ACTIVITY
Find and copy every line in the records that includes the string "name".

─── DATA FOR THIS TASK

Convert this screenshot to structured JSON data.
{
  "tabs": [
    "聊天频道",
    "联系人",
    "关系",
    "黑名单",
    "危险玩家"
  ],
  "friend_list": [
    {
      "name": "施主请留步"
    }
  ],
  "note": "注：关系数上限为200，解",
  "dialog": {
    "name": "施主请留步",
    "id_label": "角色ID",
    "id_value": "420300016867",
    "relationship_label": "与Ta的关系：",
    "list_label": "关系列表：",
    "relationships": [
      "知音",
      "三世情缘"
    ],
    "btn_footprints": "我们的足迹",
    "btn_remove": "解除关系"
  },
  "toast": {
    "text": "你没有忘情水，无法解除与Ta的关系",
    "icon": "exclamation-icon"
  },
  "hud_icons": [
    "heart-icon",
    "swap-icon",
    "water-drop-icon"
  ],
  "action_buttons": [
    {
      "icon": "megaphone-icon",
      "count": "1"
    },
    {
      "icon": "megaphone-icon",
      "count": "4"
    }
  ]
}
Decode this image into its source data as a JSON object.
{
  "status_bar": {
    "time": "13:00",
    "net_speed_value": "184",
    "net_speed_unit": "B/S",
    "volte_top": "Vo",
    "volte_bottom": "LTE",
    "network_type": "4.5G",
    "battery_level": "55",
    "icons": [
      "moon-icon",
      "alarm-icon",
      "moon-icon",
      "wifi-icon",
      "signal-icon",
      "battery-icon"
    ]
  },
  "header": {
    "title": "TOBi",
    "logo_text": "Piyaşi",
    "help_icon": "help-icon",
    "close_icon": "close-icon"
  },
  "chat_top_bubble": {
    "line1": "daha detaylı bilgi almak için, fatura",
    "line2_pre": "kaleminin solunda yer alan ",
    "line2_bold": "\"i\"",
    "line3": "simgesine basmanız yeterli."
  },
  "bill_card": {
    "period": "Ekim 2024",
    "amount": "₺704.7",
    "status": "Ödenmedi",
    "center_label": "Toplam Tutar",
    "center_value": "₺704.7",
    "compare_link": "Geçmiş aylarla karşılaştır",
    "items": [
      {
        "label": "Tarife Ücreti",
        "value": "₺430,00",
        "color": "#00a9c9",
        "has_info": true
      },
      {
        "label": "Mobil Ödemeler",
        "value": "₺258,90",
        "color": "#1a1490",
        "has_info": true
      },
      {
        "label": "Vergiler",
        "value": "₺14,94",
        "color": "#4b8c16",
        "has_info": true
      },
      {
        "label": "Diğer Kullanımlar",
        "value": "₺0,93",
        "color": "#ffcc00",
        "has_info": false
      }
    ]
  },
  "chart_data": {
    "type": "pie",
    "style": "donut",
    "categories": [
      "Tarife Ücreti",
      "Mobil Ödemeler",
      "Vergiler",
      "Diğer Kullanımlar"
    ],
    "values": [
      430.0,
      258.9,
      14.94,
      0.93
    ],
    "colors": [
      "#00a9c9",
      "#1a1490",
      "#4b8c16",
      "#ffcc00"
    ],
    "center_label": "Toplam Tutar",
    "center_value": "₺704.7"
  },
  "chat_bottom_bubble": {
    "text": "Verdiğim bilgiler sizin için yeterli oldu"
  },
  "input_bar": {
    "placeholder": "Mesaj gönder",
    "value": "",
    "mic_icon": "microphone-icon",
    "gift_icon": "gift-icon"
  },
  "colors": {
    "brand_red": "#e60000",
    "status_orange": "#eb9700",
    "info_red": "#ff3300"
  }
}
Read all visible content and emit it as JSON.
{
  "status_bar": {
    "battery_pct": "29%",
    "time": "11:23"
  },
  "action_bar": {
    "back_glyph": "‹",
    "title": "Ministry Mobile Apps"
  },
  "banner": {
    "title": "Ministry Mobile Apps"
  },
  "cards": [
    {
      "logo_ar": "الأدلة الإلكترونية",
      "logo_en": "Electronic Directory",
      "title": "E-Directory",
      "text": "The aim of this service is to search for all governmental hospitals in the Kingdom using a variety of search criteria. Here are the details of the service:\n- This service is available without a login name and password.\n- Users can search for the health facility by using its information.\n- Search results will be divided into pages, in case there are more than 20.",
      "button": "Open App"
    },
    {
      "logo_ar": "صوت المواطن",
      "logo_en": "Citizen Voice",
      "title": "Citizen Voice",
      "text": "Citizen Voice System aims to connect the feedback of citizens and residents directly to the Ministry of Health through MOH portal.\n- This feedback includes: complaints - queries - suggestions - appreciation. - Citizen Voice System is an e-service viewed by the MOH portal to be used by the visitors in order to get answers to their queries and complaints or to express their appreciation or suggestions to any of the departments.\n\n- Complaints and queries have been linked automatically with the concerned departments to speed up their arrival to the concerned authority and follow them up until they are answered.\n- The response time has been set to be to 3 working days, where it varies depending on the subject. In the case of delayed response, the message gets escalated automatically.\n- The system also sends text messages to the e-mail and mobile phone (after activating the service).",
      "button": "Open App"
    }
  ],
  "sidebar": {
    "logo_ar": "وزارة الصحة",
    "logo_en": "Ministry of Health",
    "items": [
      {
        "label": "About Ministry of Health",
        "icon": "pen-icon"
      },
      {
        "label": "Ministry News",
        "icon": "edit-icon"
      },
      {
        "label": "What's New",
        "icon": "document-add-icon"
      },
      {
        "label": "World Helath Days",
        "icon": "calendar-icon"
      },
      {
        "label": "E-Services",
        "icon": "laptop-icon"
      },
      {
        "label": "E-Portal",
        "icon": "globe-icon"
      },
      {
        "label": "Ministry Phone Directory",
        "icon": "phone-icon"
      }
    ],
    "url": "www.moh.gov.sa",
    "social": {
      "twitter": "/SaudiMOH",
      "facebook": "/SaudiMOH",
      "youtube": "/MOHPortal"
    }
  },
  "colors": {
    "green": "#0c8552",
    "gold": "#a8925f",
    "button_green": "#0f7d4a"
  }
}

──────

EXPECTED OUTPUT
      "name": "施主请留步"
    "name": "施主请留步",
      "text": "The aim of this service is to search for all governmental hospitals in the Kingdom using a variety of search criteria. Here are the details of the service:\n- This service is available without a login name and password.\n- Users can search for the health facility by using its information.\n- Search results will be divided into pages, in case there are more than 20.",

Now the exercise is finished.